Exercise = Using "Alien" as the search string, find the matching lines below and copy them.

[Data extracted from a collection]
────────────────────

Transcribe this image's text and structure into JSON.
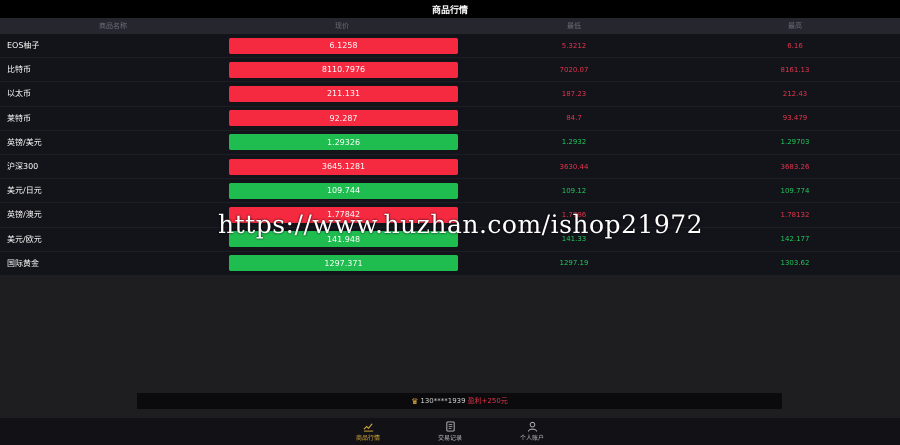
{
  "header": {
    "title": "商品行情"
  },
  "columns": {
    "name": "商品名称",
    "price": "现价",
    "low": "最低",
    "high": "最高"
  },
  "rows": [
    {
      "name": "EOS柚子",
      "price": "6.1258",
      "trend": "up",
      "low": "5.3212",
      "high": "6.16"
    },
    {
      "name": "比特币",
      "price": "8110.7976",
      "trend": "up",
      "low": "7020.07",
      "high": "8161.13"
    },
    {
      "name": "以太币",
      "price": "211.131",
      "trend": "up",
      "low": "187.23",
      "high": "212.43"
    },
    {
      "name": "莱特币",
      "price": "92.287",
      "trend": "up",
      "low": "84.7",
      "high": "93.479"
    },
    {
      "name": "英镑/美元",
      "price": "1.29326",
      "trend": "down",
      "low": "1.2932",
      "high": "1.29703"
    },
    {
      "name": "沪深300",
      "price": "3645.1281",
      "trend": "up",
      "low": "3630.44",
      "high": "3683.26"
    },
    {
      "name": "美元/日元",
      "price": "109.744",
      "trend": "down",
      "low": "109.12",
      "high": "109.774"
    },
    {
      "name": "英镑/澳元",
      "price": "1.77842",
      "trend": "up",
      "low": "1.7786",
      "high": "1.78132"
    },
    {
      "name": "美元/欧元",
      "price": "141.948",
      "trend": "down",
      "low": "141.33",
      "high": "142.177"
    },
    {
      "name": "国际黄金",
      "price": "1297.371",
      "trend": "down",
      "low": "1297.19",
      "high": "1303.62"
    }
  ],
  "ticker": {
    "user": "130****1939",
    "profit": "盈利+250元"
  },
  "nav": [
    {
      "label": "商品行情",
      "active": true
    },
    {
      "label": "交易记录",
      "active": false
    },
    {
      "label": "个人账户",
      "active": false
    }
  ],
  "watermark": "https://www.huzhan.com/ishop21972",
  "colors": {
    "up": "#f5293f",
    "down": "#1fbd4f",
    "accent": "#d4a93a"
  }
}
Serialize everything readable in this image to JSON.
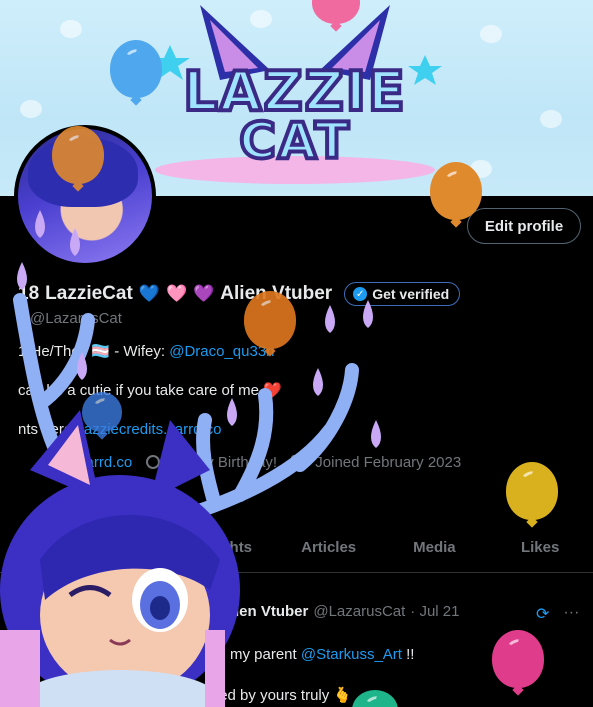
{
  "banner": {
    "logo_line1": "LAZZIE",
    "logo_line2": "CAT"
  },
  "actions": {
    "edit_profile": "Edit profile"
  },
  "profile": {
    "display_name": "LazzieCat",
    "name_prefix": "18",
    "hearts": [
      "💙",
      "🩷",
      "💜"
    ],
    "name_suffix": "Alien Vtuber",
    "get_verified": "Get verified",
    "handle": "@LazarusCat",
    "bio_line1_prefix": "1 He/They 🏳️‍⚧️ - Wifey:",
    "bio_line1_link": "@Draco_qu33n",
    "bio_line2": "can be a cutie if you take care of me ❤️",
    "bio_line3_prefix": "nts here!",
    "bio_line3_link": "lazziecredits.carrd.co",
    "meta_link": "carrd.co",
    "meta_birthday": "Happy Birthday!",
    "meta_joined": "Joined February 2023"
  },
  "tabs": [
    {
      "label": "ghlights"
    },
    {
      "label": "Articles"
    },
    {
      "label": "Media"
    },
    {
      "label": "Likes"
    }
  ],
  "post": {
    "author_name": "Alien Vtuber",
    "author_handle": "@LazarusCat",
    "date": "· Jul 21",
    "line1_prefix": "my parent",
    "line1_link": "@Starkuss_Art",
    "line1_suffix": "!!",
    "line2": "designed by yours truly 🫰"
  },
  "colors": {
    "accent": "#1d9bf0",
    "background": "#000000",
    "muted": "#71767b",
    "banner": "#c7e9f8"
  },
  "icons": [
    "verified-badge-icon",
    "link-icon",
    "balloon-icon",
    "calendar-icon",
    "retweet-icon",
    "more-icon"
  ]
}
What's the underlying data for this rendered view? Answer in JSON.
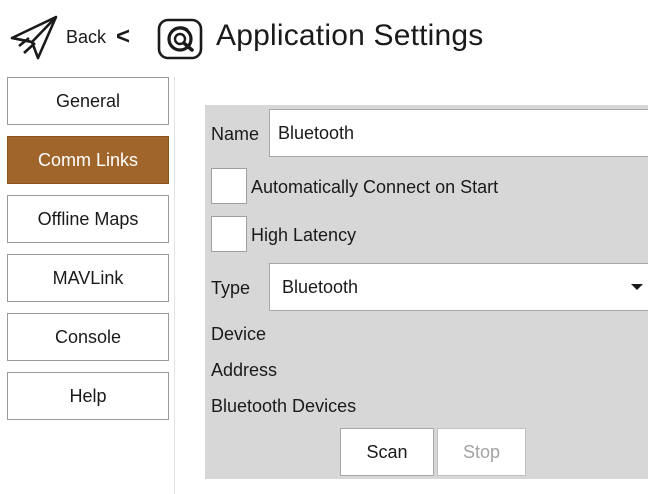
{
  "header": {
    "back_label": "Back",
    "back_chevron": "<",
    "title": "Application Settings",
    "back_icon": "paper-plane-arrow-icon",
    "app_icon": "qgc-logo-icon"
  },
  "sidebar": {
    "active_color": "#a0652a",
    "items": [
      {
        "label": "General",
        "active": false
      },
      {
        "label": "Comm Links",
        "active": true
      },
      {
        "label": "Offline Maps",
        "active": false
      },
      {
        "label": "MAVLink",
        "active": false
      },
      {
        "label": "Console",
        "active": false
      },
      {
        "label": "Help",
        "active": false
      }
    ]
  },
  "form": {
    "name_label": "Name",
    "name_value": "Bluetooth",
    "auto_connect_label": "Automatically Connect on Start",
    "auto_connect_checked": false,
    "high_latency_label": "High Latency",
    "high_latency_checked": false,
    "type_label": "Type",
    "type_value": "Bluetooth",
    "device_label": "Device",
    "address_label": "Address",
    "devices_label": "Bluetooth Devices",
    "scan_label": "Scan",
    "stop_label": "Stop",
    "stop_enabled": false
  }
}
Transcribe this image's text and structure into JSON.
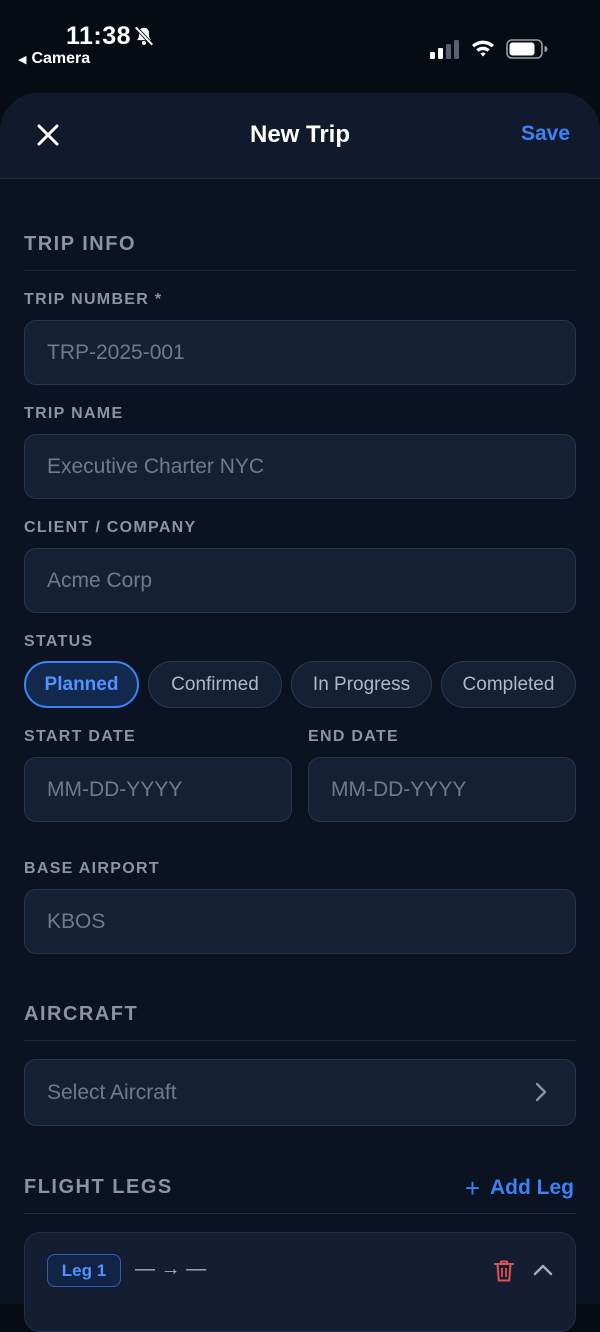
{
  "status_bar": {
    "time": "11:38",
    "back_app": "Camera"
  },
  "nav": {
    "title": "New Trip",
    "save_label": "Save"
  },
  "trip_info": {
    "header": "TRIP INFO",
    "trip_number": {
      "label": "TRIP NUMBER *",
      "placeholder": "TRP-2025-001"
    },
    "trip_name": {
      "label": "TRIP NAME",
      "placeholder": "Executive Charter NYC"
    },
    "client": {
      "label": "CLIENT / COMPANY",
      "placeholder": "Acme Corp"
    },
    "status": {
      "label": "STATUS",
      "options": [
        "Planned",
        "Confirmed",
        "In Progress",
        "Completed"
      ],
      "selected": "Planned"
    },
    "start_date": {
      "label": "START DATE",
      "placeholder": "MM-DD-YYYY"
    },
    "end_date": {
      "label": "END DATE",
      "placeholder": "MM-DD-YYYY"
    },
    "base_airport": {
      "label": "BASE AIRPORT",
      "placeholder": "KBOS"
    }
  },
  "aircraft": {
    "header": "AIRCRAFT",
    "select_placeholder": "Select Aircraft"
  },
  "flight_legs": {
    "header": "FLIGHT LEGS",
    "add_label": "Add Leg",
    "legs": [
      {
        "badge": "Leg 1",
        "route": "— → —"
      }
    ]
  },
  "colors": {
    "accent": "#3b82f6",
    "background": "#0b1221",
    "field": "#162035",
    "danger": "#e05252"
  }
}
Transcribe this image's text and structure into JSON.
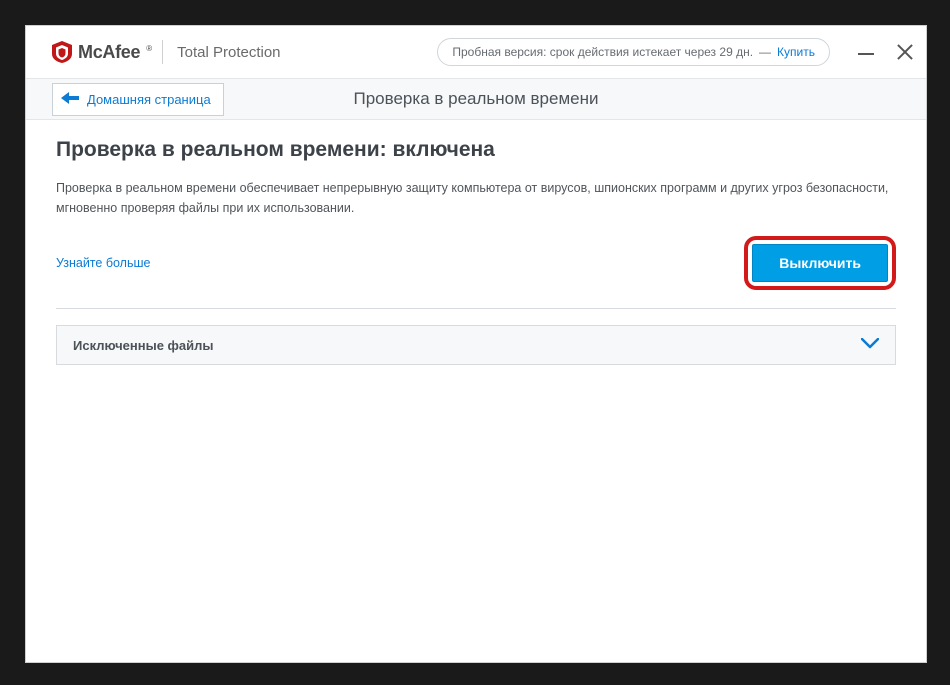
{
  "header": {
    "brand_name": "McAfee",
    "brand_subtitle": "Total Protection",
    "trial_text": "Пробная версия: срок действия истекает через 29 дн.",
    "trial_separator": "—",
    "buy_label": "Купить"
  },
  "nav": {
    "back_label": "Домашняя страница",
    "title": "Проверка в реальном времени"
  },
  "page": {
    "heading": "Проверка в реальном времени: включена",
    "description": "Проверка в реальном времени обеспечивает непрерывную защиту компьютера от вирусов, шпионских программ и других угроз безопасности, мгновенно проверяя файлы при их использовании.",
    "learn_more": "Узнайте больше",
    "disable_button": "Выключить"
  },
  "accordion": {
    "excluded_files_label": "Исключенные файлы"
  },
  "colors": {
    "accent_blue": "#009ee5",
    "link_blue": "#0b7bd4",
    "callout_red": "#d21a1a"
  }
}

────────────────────

Exercise output =
    "name_suffix": "Alien Vtuber",
    "author_name": "Alien Vtuber",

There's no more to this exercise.